Employment discrimination against people with mental health problems in England has fallen significantly since the launch of a national campaign to combat the stigma of mental ill-health, it was revealed today.
Research commissioned by the Time To Change campaign found that the proportion of individuals facing discrimination when searching for a job dropped from 25% to 16%. There has also been a fall from 19% to 13% in the proportion of people who reported losing their job due to a mental health problem.
The study by the Institute of Psychiatry in London, which surveyed 1000 service users on their experiences in 22 areas of life, found the proportion experiencing any form of discrimination had fallen from 91% to 87%.
This suggests Time To Change, which is led by mental health charities Mind and Rethink and was launched in January 2009, is well on course to meet its target of reducing levels of discrimination against people with mental health problems by 5% by 2012.

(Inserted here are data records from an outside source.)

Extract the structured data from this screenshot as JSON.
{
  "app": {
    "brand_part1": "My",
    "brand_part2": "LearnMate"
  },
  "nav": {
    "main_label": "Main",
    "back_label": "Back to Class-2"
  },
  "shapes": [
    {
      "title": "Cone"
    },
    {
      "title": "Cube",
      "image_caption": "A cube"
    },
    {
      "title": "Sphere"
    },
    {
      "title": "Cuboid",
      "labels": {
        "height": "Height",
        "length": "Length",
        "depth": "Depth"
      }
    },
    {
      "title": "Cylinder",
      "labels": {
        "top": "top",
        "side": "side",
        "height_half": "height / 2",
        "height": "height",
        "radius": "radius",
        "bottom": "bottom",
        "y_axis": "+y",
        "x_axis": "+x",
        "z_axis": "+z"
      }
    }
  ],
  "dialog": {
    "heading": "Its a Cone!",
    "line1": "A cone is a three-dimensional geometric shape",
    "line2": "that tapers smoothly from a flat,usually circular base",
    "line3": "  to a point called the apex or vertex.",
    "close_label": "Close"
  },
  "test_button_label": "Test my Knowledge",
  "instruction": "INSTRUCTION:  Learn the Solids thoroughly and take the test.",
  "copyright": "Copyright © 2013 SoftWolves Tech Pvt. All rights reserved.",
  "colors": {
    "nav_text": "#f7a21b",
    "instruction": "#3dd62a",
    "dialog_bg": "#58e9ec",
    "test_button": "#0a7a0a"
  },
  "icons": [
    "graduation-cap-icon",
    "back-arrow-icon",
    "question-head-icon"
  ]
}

However , the head of the campaign, funded by the Big Lottery Fund and Comic Relief, said there was still a long way to go.
Director Sue Baker said: “We can’t be complacent. Our challenge now is to continue with our work in order to reduce the incidents of discrimination that are still so widely reported by people with mental health problems.

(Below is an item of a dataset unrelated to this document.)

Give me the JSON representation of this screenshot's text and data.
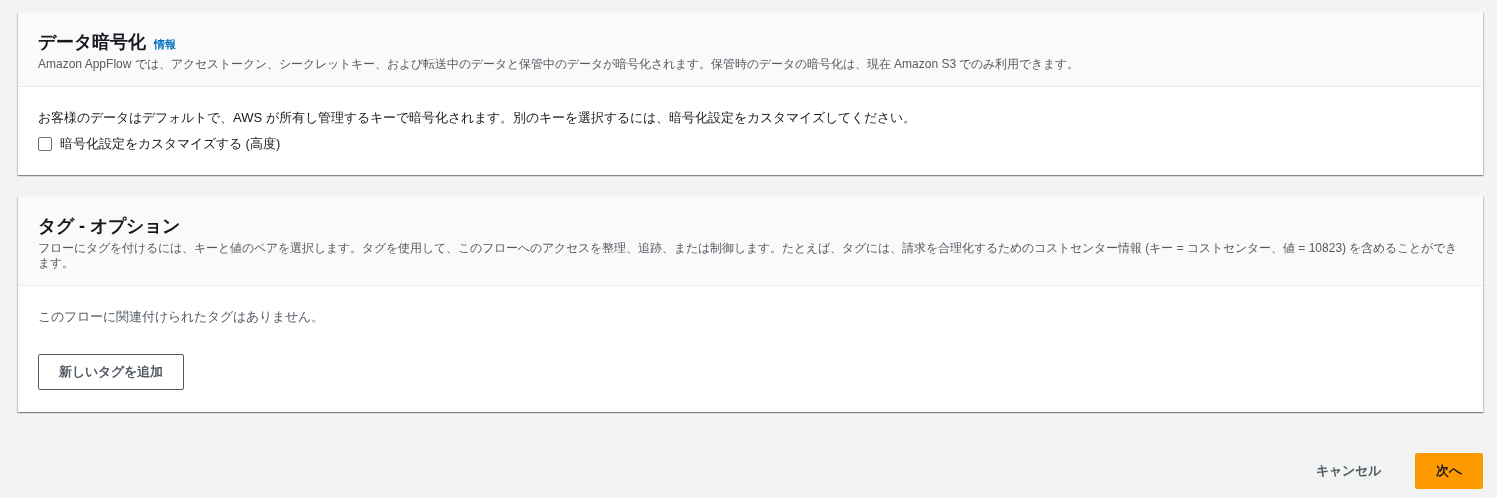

“Nearly nine out of 10 people with mental health problems have been affected by stigma and discrimination, with two-thirds saying they have stopped doing things because of this.”
The institute is conducting annual surveys of 1000 people with mental health problems to assess their experiences of discrimination and to measure the progress of the campaign.
Time To Change was launched last year with a national advertising campaign fronted by Stephen Fry, Ruby Wax and Alastair Campbell. This year the campaign is fronted by former boxer Frank Bruno and television presenter Trisha Goddard.
Besides the national campaign, Time To Change is running 28 local projects to tackle stigma and providing training for student doctors and teachers on mental health.
Further findings from the institute show that Time To Change is having an effect on attitudes.
People who are aware of the campaign are 19% more likely to agree that people with mental illness are far less dangerous than people suppose, than those unaware of Time To Change.